-- Items from an interface collection --
* * *

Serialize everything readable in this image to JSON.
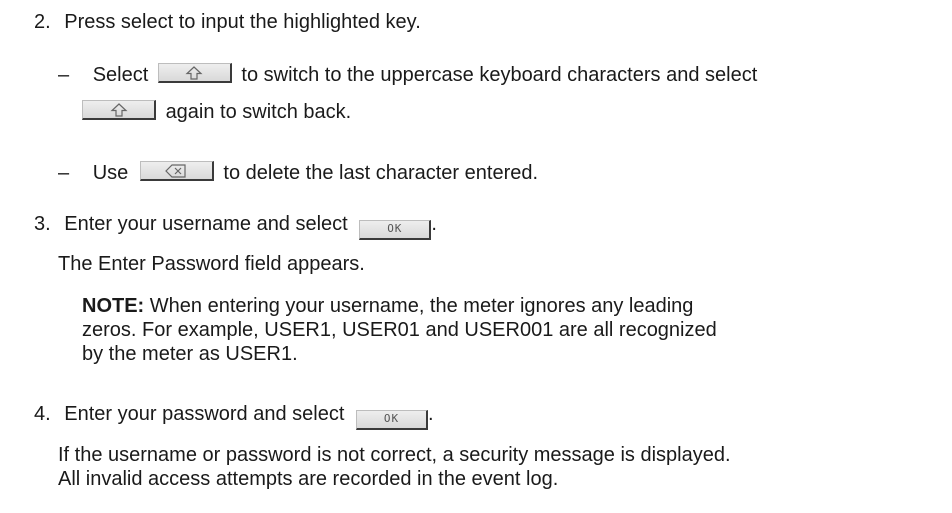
{
  "step2": {
    "number": "2.",
    "text": "Press select to input the highlighted key."
  },
  "bullet_shift": {
    "dash": "–",
    "before": "Select",
    "middle": "to switch to the uppercase keyboard characters and select",
    "after": "again to switch back.",
    "icon": "shift-icon"
  },
  "bullet_delete": {
    "dash": "–",
    "before": "Use",
    "after": "to delete the last character entered.",
    "icon": "backspace-icon"
  },
  "step3": {
    "number": "3.",
    "text": "Enter your username and select",
    "button_label": "OK",
    "end": ".",
    "result": "The Enter Password field appears."
  },
  "note": {
    "label": "NOTE:",
    "line1": "When entering your username, the meter ignores any leading",
    "line2": "zeros. For example, USER1, USER01 and USER001 are all recognized",
    "line3": "by the meter as USER1."
  },
  "step4": {
    "number": "4.",
    "text": "Enter your password and select",
    "button_label": "OK",
    "end": ".",
    "result_line1": "If the username or password is not correct, a security message is displayed.",
    "result_line2": "All invalid access attempts are recorded in the event log."
  }
}
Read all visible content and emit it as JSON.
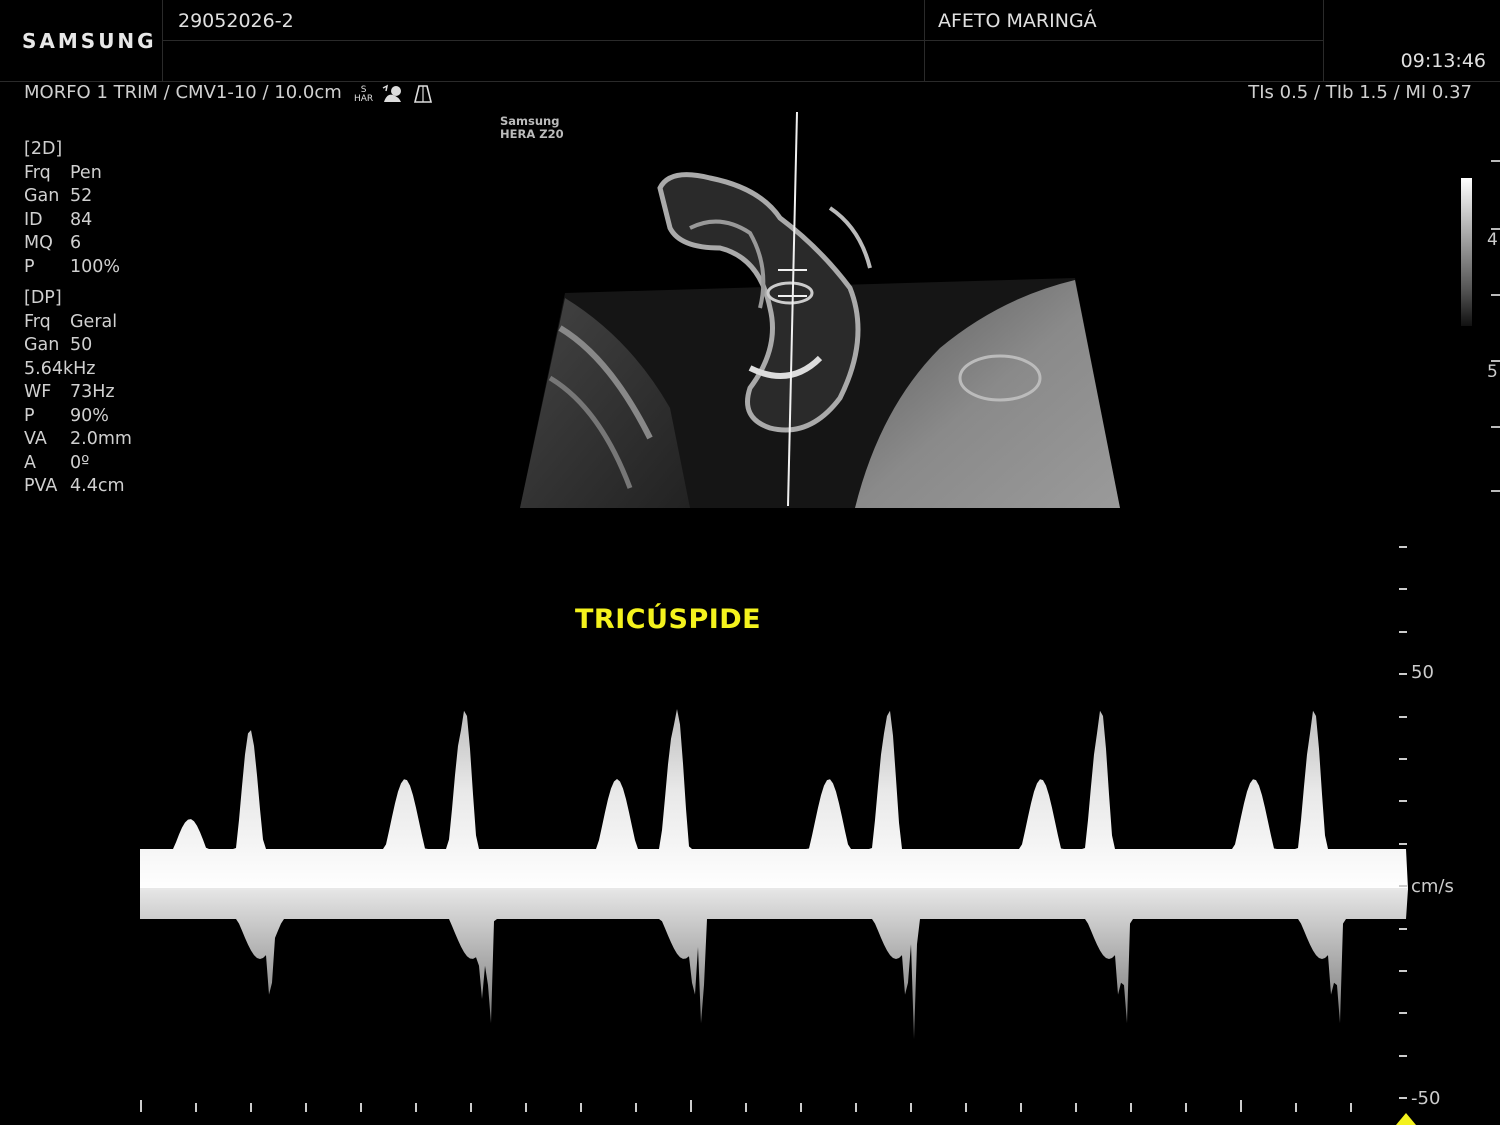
{
  "header": {
    "brand": "SAMSUNG",
    "patient_id": "29052026-2",
    "institution": "AFETO MARINGÁ",
    "time": "09:13:46"
  },
  "probe_line": "MORFO 1 TRIM / CMV1-10 / 10.0cm",
  "har_label_top": "S",
  "har_label_bottom": "HAR",
  "safety_indices": "TIs   0.5 / TIb   1.5 / MI   0.37",
  "system_label_line1": "Samsung",
  "system_label_line2": "HERA Z20",
  "params_2d": {
    "title": "[2D]",
    "rows": [
      {
        "k": "Frq",
        "v": "Pen"
      },
      {
        "k": "Gan",
        "v": "52"
      },
      {
        "k": "ID",
        "v": "84"
      },
      {
        "k": "MQ",
        "v": "6"
      },
      {
        "k": "P",
        "v": "100%"
      }
    ]
  },
  "params_dp": {
    "title": "[DP]",
    "rows": [
      {
        "k": "Frq",
        "v": "Geral"
      },
      {
        "k": "Gan",
        "v": "50"
      },
      {
        "k": "5.64kHz",
        "v": ""
      },
      {
        "k": "WF",
        "v": "73Hz"
      },
      {
        "k": "P",
        "v": "90%"
      },
      {
        "k": "VA",
        "v": "2.0mm"
      },
      {
        "k": "A",
        "v": "0º"
      },
      {
        "k": "PVA",
        "v": "4.4cm"
      }
    ]
  },
  "depth_labels": [
    "4",
    "5"
  ],
  "annotation": "TRICÚSPIDE",
  "velocity_scale": {
    "top_label": "50",
    "unit": "cm/s",
    "bottom_label": "-50"
  },
  "colors": {
    "annotation": "#f4f21d",
    "background": "#000000"
  }
}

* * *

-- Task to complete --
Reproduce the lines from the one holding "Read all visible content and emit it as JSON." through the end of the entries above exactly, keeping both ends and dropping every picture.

-- Response --
Read all visible content and emit it as JSON.
{
  "header": {
    "brand": "SAMSUNG",
    "patient_id": "29052026-2",
    "institution": "AFETO MARINGÁ",
    "time": "09:13:46"
  },
  "probe_line": "MORFO 1 TRIM / CMV1-10 / 10.0cm",
  "har_label_top": "S",
  "har_label_bottom": "HAR",
  "safety_indices": "TIs   0.5 / TIb   1.5 / MI   0.37",
  "system_label_line1": "Samsung",
  "system_label_line2": "HERA Z20",
  "params_2d": {
    "title": "[2D]",
    "rows": [
      {
        "k": "Frq",
        "v": "Pen"
      },
      {
        "k": "Gan",
        "v": "52"
      },
      {
        "k": "ID",
        "v": "84"
      },
      {
        "k": "MQ",
        "v": "6"
      },
      {
        "k": "P",
        "v": "100%"
      }
    ]
  },
  "params_dp": {
    "title": "[DP]",
    "rows": [
      {
        "k": "Frq",
        "v": "Geral"
      },
      {
        "k": "Gan",
        "v": "50"
      },
      {
        "k": "5.64kHz",
        "v": ""
      },
      {
        "k": "WF",
        "v": "73Hz"
      },
      {
        "k": "P",
        "v": "90%"
      },
      {
        "k": "VA",
        "v": "2.0mm"
      },
      {
        "k": "A",
        "v": "0º"
      },
      {
        "k": "PVA",
        "v": "4.4cm"
      }
    ]
  },
  "depth_labels": [
    "4",
    "5"
  ],
  "annotation": "TRICÚSPIDE",
  "velocity_scale": {
    "top_label": "50",
    "unit": "cm/s",
    "bottom_label": "-50"
  },
  "colors": {
    "annotation": "#f4f21d",
    "background": "#000000"
  }
}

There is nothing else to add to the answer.